Words & Pics @wardor
Additional photos by @kylescully and @ridegradient and Kenjitsu
Vancouver: The biggest Canadian city on the Best Coast. So big that the nature-attuned among us must find methods of escape from time to time. One of the greatest features of the city is the proximity to beautiful mountainscapes and their associated forest service roads and trail systems. For our GTFO effort, we chose the Seymour Demonstration Forest area, as it is a longtime semi-maintained local route with plenty of swimming spots, technical areas, creek crossings, and absolutely perfect singletrack.
The keepers of the forest faith met at a locally owned cycle and coffee shop, VeloStar Cafe, for cortados, baked goods, and pocketable snacks. On our way to the woods, our numbers grew by fives and tens until we crossed the mighty Ironworkers Memorial Bridge into North Vancouver. Arriving shortly at the trailhead at a satisfyingly divisible number of 28, we adjusted tire pressure, had a snack and dropped in to the Forest Service Roads up into the Seymour Demonstration Forest. At this point, general stoke level was high, hills were climbed at speed, the tiniest bumps turned into jumps, and whoops and laughing at each other’s antics preceded us up the trail.
We very quickly reached the freshly built Seymour River Suspension Bridge over to the old Fisherman’s Trail. This section is rougher; running upriver, it leads towards the dam which marks the deepest section of the valley possible to reach. Washouts, ruts, and sections of baby’s head rocks make this the real meat of the gravel riding -- twists, turns and fun detours abounding.
Once the climbing was complete and the apex was reached, we all dropped into some perfect singletrack to descend back down towards the dam service road. At this point, it was decided that the weather was sufficiently nice to take a swim break at a beautiful rocky beach along the Seymour River. The downed trees from some forgotten storm provided both a relaxing aquatic seating area, and a prime ramp to huck gainers and other showy maneuvers.
After drying off in the sun, the group remounted and continued on down some more heavily wooded singletrack that western BC is rightfully so famous for. There is such a thing as perfection and any off road Vancouver cycling aficionado will tell you its name is simply ‘loam’. After exhausting the potential routes and ourselves, we eventually reached a fantastic paved section which led us back out of the forest at a leisurely pace.
Our ride officially ended at Black Kettle Brewing, where beers and burgers were consumed with abandon and freshly piqued appetites were sated.

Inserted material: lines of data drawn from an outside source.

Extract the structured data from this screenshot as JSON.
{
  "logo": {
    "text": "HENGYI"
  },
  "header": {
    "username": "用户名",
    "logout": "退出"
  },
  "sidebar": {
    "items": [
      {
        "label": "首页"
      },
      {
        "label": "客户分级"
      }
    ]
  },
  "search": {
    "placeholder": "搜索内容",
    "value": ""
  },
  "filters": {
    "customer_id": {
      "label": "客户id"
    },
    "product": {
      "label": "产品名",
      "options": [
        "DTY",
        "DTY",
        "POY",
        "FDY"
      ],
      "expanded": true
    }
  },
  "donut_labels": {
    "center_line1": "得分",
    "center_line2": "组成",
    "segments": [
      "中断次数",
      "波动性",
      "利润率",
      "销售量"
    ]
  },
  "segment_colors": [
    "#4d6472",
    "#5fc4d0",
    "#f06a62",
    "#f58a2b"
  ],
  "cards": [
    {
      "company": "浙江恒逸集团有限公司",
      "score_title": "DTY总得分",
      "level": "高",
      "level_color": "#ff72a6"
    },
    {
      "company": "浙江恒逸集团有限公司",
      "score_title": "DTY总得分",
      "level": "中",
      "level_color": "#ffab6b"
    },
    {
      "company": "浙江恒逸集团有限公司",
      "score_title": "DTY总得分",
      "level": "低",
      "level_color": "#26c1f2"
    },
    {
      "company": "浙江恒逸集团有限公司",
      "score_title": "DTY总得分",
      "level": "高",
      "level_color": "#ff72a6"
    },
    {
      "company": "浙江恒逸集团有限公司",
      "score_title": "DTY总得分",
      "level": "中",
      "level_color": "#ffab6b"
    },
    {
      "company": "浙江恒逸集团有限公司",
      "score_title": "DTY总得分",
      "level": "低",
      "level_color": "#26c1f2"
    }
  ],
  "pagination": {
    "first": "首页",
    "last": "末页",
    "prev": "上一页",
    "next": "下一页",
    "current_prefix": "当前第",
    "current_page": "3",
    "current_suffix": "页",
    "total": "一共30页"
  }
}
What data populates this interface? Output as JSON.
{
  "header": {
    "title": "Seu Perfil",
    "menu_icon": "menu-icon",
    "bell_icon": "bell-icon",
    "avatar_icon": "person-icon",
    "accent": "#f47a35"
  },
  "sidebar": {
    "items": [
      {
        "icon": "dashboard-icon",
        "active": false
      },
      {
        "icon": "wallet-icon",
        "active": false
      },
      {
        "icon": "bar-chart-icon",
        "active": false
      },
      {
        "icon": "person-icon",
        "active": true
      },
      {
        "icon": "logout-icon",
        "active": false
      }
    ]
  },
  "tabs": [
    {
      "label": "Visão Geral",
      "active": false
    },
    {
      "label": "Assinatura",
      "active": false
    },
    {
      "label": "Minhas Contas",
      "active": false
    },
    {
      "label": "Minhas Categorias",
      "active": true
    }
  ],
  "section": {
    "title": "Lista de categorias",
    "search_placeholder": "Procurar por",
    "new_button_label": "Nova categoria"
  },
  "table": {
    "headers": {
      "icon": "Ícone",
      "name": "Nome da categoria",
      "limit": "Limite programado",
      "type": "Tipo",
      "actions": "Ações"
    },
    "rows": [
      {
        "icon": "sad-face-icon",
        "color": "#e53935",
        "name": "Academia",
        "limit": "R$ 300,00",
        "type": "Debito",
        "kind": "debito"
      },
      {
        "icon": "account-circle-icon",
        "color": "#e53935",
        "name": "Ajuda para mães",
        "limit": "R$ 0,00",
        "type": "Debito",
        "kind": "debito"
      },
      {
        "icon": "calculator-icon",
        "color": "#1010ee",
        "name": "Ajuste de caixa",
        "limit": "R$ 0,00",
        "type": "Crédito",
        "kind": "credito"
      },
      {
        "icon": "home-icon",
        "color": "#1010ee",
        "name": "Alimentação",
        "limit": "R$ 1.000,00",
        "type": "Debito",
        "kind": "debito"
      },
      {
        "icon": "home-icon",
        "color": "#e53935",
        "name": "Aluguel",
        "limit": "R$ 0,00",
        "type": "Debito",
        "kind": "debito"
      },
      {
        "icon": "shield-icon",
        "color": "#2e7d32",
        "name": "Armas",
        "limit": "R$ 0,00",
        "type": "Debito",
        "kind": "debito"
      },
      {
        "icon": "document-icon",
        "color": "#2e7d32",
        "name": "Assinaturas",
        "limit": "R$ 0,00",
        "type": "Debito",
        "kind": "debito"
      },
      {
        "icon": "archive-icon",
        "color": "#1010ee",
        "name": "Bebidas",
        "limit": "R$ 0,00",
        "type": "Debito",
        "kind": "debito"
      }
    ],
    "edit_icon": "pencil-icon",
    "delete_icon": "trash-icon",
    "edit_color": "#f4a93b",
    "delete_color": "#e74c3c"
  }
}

All in all, those of us riding from Vancouver proper strung together a 75km loop, gaining over 1100m in elevation. As any local in the know will tell you, with tongue firmly placed in cheek, “Demo Forest sucks for cycling, don’t come”.